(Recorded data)
· · ·

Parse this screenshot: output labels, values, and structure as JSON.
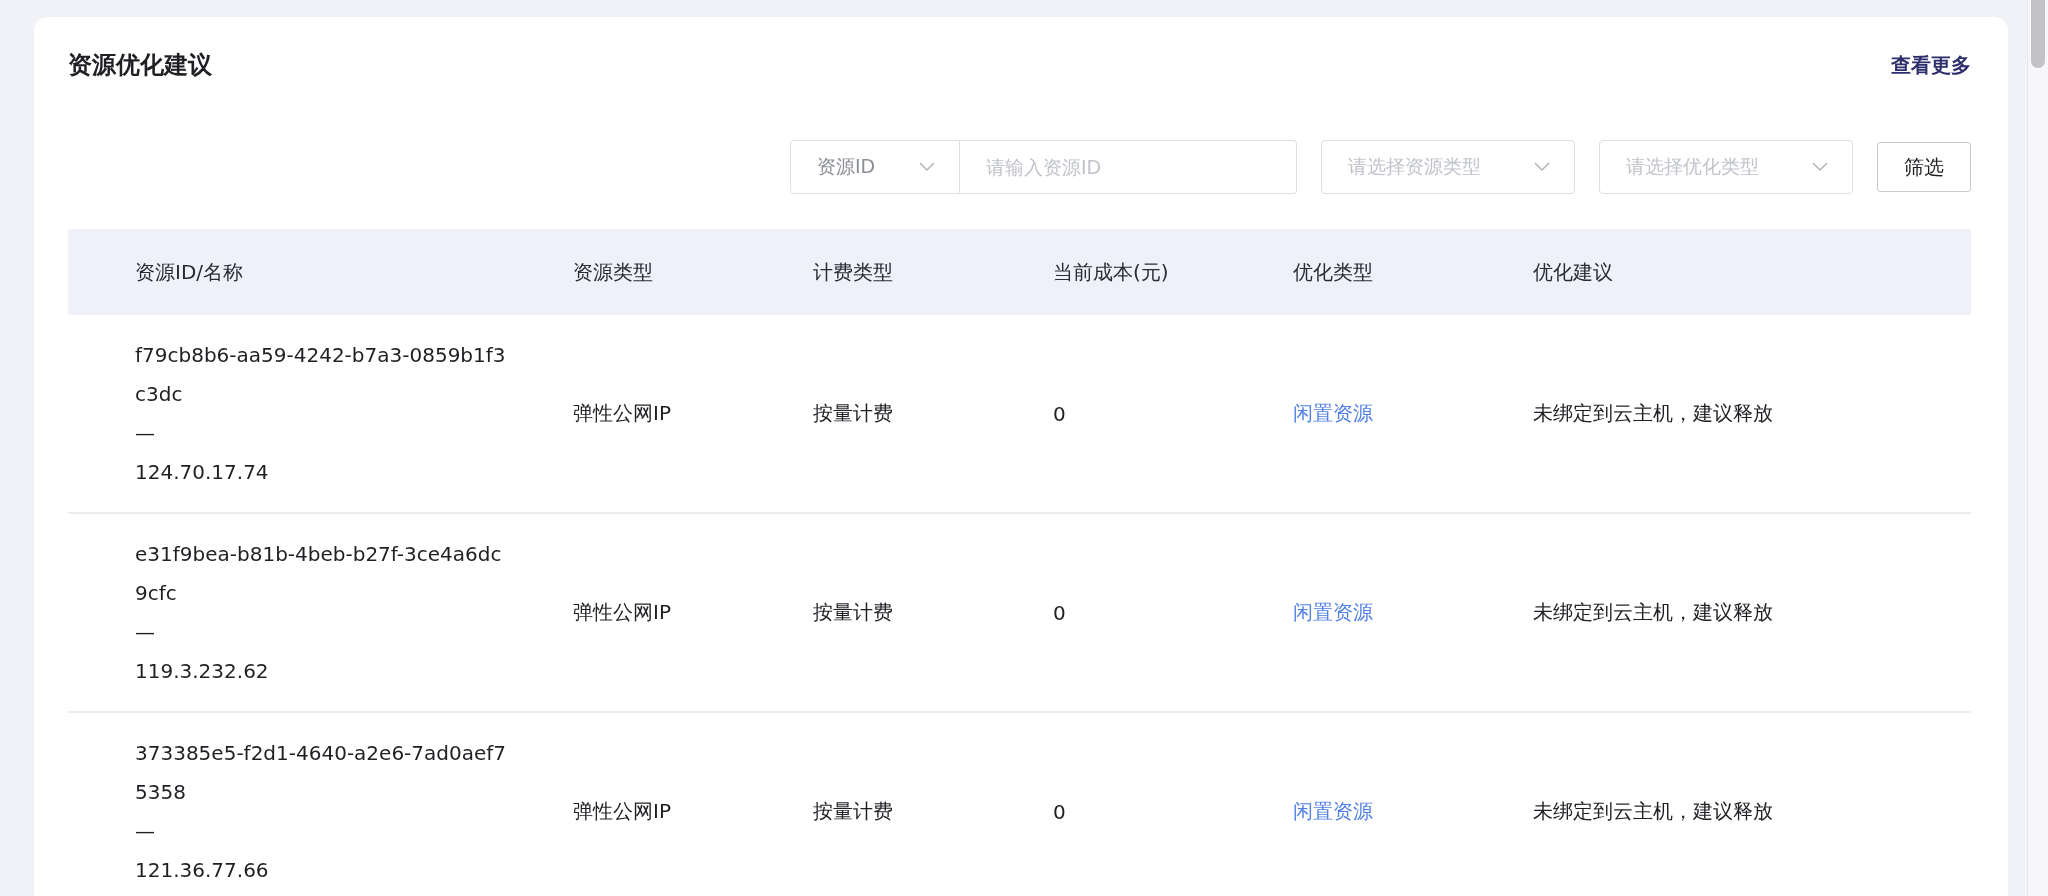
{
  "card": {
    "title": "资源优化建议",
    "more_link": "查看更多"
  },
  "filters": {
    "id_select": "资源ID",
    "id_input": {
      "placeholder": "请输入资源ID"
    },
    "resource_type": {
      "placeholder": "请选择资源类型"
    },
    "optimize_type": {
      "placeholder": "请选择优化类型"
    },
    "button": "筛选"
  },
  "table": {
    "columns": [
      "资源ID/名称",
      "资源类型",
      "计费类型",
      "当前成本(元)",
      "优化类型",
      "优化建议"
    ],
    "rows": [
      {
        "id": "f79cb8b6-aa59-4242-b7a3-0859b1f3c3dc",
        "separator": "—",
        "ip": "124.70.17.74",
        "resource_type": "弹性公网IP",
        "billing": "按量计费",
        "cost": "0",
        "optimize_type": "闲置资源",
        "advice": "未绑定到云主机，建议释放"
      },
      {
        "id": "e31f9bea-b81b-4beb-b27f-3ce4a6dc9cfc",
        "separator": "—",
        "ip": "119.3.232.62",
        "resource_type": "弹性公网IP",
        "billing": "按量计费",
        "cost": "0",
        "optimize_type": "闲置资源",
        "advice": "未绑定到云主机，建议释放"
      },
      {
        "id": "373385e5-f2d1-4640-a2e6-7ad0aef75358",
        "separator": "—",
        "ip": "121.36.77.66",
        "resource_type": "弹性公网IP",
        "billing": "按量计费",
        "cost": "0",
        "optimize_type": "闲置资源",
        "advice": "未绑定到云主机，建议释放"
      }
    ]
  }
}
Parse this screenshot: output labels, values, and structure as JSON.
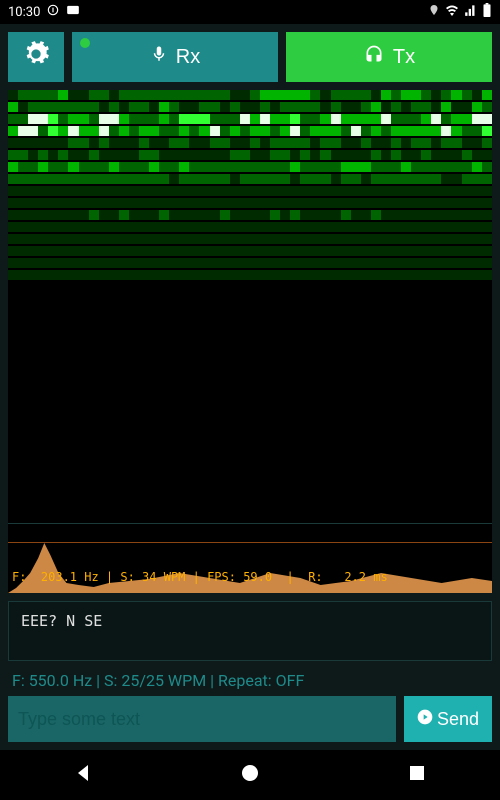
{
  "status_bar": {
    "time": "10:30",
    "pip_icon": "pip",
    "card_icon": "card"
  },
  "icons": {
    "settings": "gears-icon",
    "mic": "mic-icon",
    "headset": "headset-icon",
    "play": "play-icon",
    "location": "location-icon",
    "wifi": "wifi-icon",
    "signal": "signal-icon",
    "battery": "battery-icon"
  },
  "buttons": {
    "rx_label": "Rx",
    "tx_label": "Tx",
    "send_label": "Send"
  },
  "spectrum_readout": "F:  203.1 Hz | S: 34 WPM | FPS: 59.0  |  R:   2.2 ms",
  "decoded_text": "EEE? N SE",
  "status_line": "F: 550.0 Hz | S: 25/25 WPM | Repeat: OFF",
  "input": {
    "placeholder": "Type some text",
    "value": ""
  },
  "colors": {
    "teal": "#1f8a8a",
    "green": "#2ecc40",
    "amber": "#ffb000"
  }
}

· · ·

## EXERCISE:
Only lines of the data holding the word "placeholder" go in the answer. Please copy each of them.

## EXERCISE ANSWER:
      "placeholder": "请输入资源ID"
      "placeholder": "请选择资源类型"
      "placeholder": "请选择优化类型"
    "placeholder": "Type some text",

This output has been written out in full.